▶ ASSIGNMENT
If a line of the records contains the string "value", copy it out.

▶ Dataset entries
--------------------------------

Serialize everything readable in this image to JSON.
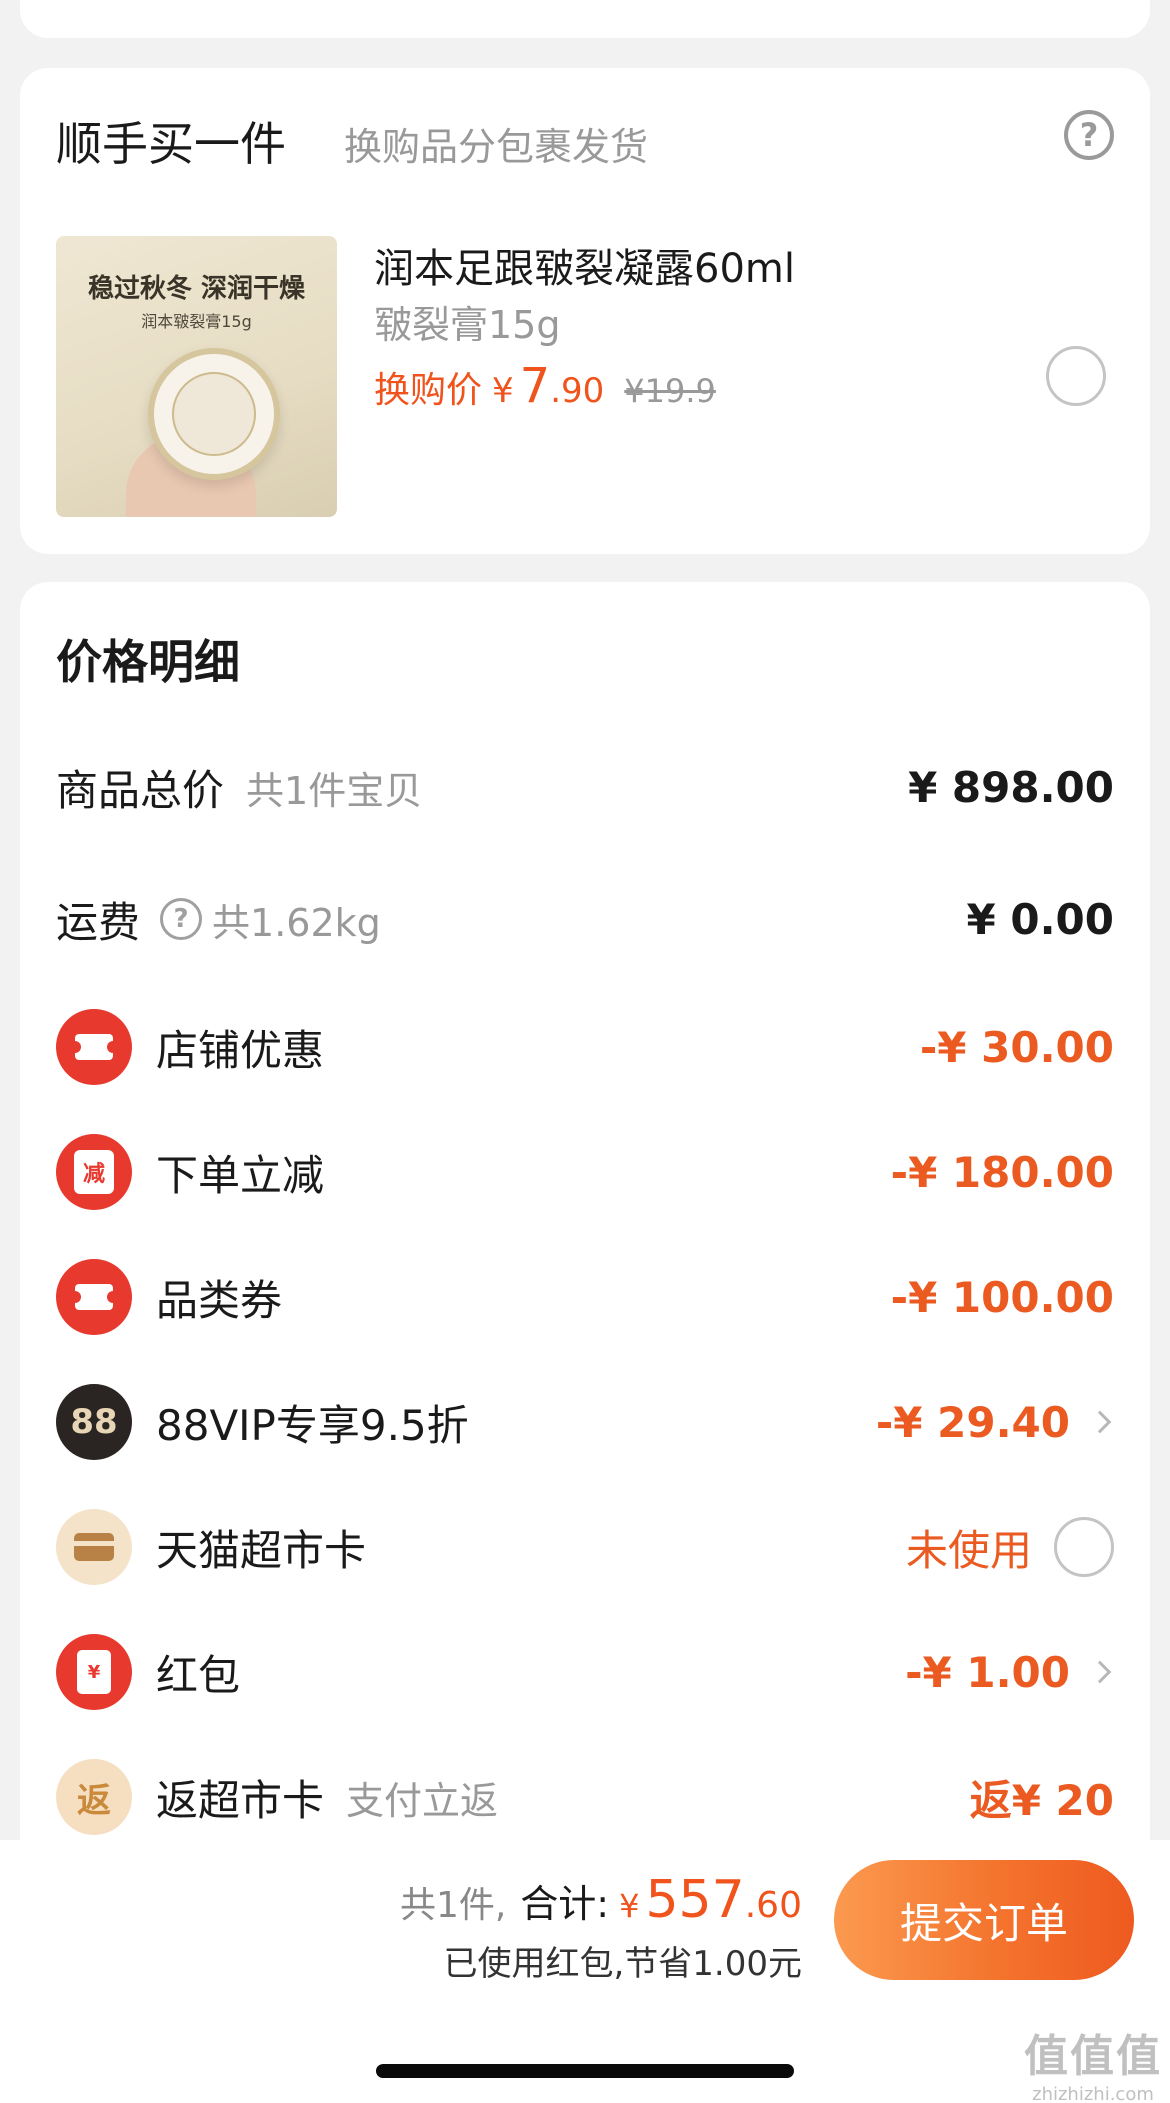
{
  "addon": {
    "title": "顺手买一件",
    "subtitle": "换购品分包裹发货",
    "product": {
      "image_line1": "稳过秋冬 深润干燥",
      "image_line2": "润本皲裂膏15g",
      "name": "润本足跟皲裂凝露60ml",
      "spec": "皲裂膏15g",
      "price_label": "换购价",
      "currency": "¥",
      "price_int": "7",
      "price_dec": ".90",
      "original_price": "¥19.9"
    }
  },
  "details": {
    "title": "价格明细",
    "goods_total": {
      "label": "商品总价",
      "note": "共1件宝贝",
      "value": "¥ 898.00"
    },
    "shipping": {
      "label": "运费",
      "note": "共1.62kg",
      "value": "¥ 0.00"
    },
    "shop_discount": {
      "label": "店铺优惠",
      "value": "-¥ 30.00",
      "icon": "ticket-icon"
    },
    "order_discount": {
      "label": "下单立减",
      "value": "-¥ 180.00",
      "icon_text": "减"
    },
    "category_coupon": {
      "label": "品类券",
      "value": "-¥ 100.00",
      "icon": "ticket-icon"
    },
    "vip": {
      "label": "88VIP专享9.5折",
      "value": "-¥ 29.40",
      "icon_text": "88"
    },
    "supermarket_card": {
      "label": "天猫超市卡",
      "value": "未使用",
      "icon": "card-icon"
    },
    "red_packet": {
      "label": "红包",
      "value": "-¥ 1.00",
      "icon_text": "¥"
    },
    "cashback": {
      "label": "返超市卡",
      "note": "支付立返",
      "value": "返¥ 20",
      "icon_text": "返"
    }
  },
  "footer": {
    "count": "共1件,",
    "total_label": "合计:",
    "currency": "¥",
    "total_int": "557",
    "total_dec": ".60",
    "savings": "已使用红包,节省1.00元",
    "submit": "提交订单"
  },
  "watermark": {
    "logo": "值值值",
    "url": "zhizhizhi.com"
  },
  "colors": {
    "accent": "#ea5a21",
    "price": "#f0531c",
    "icon_red": "#e8392f",
    "background": "#f2f2f2"
  }
}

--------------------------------

▶ RESULT BELOW
      "value": "¥ 898.00"
      "value": "¥ 0.00"
      "value": "-¥ 30.00",
      "value": "-¥ 180.00",
      "value": "-¥ 100.00",
      "value": "-¥ 29.40",
      "value": "未使用",
      "value": "-¥ 1.00",
      "value": "返¥ 20",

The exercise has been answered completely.